I have been fortunate to visit many important historical locations of Shackleton's Imperial Trans-Antarctic Expedition over the years. In February 2005 I was very privileged to visit South Georgia and see the first landing site at King Haakon Bay, the eventual starting point for an unbelievable hike across South Georgia. I was also lucky enough be be able to trace a portion of the route that Shackleton, Crean, and Worsley took as they headed from Fortuna Bay into Stromness including a look at the waterfall they climbed down as they headed towards the station and a visit to the periphery of the station itself (it is closed to entry for safety reasons). I have visited Shackleton's grave at Grytviken. Point Wild was the last place I could visit of significance to the expedition* and probably the hardest to get to. I have seen Point Wild a few times but landings were not an option on any of the past trips, primarily because the point is so exposed and the swell usually will not permit a landing. This time there was no swell and even better, the large boulders that form the middle of the point were covered in a nice layer of snow making it easier to walk around. Nothing of the expedition remains on the point and the only reminder of the expedition is a bronze bust of Captian Louis Pardo.

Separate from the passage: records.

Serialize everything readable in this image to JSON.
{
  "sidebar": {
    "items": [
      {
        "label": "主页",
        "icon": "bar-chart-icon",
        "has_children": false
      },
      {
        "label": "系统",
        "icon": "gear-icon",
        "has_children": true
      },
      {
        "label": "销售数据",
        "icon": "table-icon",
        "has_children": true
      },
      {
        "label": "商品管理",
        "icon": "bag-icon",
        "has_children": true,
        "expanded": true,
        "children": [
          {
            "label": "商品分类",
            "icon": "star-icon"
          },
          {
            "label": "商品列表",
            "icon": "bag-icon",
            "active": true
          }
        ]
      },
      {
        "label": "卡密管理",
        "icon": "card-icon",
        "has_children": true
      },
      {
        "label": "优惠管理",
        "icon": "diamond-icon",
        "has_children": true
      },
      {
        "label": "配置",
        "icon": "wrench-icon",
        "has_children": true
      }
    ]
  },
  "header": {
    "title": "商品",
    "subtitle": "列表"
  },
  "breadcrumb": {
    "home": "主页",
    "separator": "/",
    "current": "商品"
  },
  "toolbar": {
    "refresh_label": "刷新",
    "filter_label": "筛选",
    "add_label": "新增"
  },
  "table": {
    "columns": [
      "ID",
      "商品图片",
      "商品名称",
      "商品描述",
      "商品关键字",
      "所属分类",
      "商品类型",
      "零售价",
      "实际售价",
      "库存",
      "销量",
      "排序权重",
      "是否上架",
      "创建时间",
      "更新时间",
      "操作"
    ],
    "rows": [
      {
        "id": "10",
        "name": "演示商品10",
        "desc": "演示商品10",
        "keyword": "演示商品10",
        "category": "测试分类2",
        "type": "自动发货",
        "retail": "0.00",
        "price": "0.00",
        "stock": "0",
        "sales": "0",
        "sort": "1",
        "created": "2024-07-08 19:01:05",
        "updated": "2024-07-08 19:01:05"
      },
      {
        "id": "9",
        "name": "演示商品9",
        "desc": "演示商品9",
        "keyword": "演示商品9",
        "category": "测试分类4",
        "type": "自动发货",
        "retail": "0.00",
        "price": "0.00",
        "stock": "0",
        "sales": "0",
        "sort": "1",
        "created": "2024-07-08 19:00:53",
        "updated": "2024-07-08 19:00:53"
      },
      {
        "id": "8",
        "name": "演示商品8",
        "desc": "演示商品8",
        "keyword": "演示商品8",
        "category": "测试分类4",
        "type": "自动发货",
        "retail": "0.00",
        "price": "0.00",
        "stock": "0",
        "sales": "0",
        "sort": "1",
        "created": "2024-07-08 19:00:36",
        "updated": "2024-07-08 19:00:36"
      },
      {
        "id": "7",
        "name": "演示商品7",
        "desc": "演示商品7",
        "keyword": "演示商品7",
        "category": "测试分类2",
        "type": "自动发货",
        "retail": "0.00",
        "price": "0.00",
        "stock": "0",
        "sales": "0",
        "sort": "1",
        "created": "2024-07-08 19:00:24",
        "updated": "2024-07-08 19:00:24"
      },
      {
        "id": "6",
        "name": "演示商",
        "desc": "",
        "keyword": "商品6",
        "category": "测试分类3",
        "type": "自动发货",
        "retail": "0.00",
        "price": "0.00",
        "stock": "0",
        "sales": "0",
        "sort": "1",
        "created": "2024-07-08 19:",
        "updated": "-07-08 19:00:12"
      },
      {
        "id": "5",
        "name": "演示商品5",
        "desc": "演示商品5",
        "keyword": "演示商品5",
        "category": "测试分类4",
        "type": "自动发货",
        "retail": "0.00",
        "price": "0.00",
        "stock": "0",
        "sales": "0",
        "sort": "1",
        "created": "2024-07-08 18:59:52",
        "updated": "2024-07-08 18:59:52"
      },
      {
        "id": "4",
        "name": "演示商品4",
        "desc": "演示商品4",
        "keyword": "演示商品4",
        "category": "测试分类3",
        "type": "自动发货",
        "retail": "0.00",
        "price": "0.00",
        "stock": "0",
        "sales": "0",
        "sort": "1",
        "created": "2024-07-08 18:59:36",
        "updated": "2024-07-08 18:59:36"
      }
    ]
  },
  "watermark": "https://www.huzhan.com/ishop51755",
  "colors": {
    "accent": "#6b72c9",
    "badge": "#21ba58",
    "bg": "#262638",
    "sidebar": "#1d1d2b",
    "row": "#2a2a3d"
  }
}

Point Wild with a bronze bust of Louis Pardo and the National Geographic Endeavour in the background.
To top it off I was able to share this experience with Edward Shaw, a naturalist with Lindblad whom I had recently met, who also was enjoying landing at the site for the first time. Eduardo is a great guy and I look forward to more trips with him in the future.
Me, Eduardo, and Stefan Lundgren at our usual breakfast dining area.
Next, the spectacular special part of the trip.
*The South Pole Inn at Annascaul in Co. Kerry Ireland, home of Tom Crean is another place on my list but more because of Tom Crean than the expedition alone. I can't resist posting his photo again.